Networking

Counsellors are experts in speaking and listening. It’s not called ‘talking therapy’ for nothing. But networking is a different kind of speaking and listening. Meeting new people is a great way to build your practice and the resources you can call upon in times of need.

Public speaking

Solid public speaking skills can also help in growing a practice. This adds to your ability to network, and can give you the opportunity to talk to groups and at conferences, from the small to the prestigious. Who knows, we may even want you to come along and give a talk at a BTP training event!

IT skills

When I say ‘spreadsheets’ you say ‘eurgh.’ SPREADSHEETS!

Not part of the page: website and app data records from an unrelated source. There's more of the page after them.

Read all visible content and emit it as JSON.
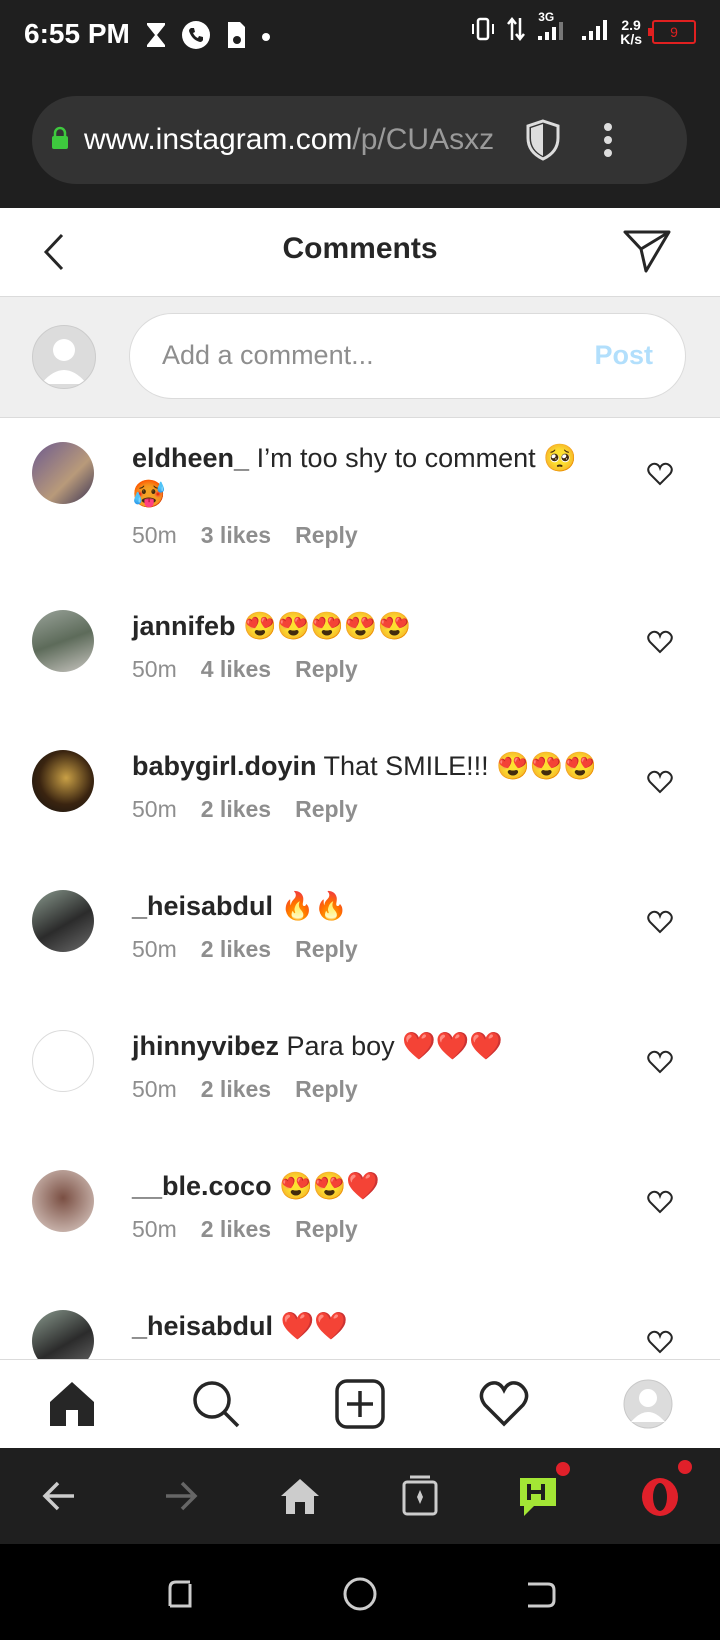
{
  "status_bar": {
    "time": "6:55 PM",
    "network_type": "3G",
    "speed_value": "2.9",
    "speed_unit": "K/s",
    "battery": "9"
  },
  "browser": {
    "url_host": "www.instagram.com",
    "url_path": "/p/CUAsxz"
  },
  "header": {
    "title": "Comments"
  },
  "comment_input": {
    "placeholder": "Add a comment...",
    "post_label": "Post",
    "post_color": "#b2dffc"
  },
  "comments": [
    {
      "user": "eldheen_",
      "text": "I’m too shy to comment 🥺🥵",
      "time": "50m",
      "likes": "3 likes",
      "reply": "Reply"
    },
    {
      "user": "jannifeb",
      "text": "😍😍😍😍😍",
      "time": "50m",
      "likes": "4 likes",
      "reply": "Reply"
    },
    {
      "user": "babygirl.doyin",
      "text": "That SMILE!!! 😍😍😍",
      "time": "50m",
      "likes": "2 likes",
      "reply": "Reply"
    },
    {
      "user": "_heisabdul",
      "text": "🔥🔥",
      "time": "50m",
      "likes": "2 likes",
      "reply": "Reply"
    },
    {
      "user": "jhinnyvibez",
      "text": "Para boy ❤️❤️❤️",
      "time": "50m",
      "likes": "2 likes",
      "reply": "Reply"
    },
    {
      "user": "__ble.coco",
      "text": "😍😍❤️",
      "time": "50m",
      "likes": "2 likes",
      "reply": "Reply"
    },
    {
      "user": "_heisabdul",
      "text": "❤️❤️",
      "time": "",
      "likes": "",
      "reply": ""
    }
  ],
  "bottom_nav": [
    "home-icon",
    "search-icon",
    "new-post-icon",
    "activity-heart-icon",
    "profile-icon"
  ],
  "browser_nav": [
    "back-arrow-icon",
    "forward-arrow-icon",
    "home-icon",
    "tabs-icon",
    "hype-icon",
    "opera-menu-icon"
  ],
  "colors": {
    "accent": "#b2dffc",
    "dark_bar": "#1f1f1f",
    "text": "#262626",
    "secondary": "#8e8e8e",
    "notification": "#e0202a",
    "hype": "#a3e635"
  }
}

Nice. But a little Excel knowledge can help out, whether it’s in tracking the growth of your private practice, or the progress of a client. Logging a few numbers and creating a graph or two can help to illustrate progress in a user friendly way. This could also factor in with the aforementioned accounting skills by tracking costs and revenues from your private practice. We’d also recommend keeping a database on hand of current and previous clients complete with contact details.

You don’t have to be a computer whizz, but getting to grips with a few IT skills will take you a long way.

Writing skills

Copywriting and article writing is a brilliant skill to develop, and is becoming ever more vital as our activities move onto the web. Your writing ability will come into play in a huge range of scenarios, whether it’s taking out a small ad in a local magazine, all the way up to aiding in a peer-reviewed research report or featuring in an academic journal.

If you think you’re writing skills are top notch then get in touch – we’d love to feature you in our blog!

Graphic design

Graphic design can help you brand yourself and your private practice. Coming up with a unique logo can help set you apart from other counsellors in your area, and can offer a recognisable graphic that is both memorable and speaks about you. A picture is worth a thousand words… although perhaps counselling is the one profession for whom that isn’t strictly true.

Nevertheless, the marketing concept of ‘brand equity’ recognises that we shouldn’t just aim to build a client-base, but we should aim to present ourselves in a way that is warming and positive to others… and in this case, counselling probably is the one profession for whom that is most true, as conveying ourselves accurately to clients is vital.

In addition, graphic design skills can help you promote your work, whether it’s through leaflet design, web graphics, or ad space in local newspapers and trade magazines.

Interior design

Let your inner Laurence Llewelyn Bowen loose on your counselling room, because it both speaks volumes about you and your practice, and creates a comfortable space for your clients. Err… on that note, better leave Laurence out actually. But interior design skills can allow you to create a space that just works for you and your clients. In many senses, the perfect space should never even be noticed. It should allow for the practice to happen in the peace of the room, with no external distractions to the connection between yourself and the client. A modestly decorated, quiet space is best, as we have created with our own consulting room.

Interior design in psychotherapy isn’t about creating the trendiest consulting room, but crafting a space that allows you and your client to build a connection.

Language skills

Speaking two or more languages can be a benefit in specific scenarios, especially if you live and work in a multicultural area. Occasionally jobs pop up for counsellors who speak other languages, and there has certainly been a shift towards psychotherapists learning Spanish in the US to aid the growing Hispanic community. If you are already bilingual or are learning another language, remember that this can cross into your therapy practice too.

It’s important to bear in mind that all of these skills are auxiliary and aren’t necessary. Plenty of therapists succeed without any of the above. But having these extra skills can benefit you in several ways, particularly when you are managing your own practice. Remember to keep your counselling training up to date too though!

Leave a Comment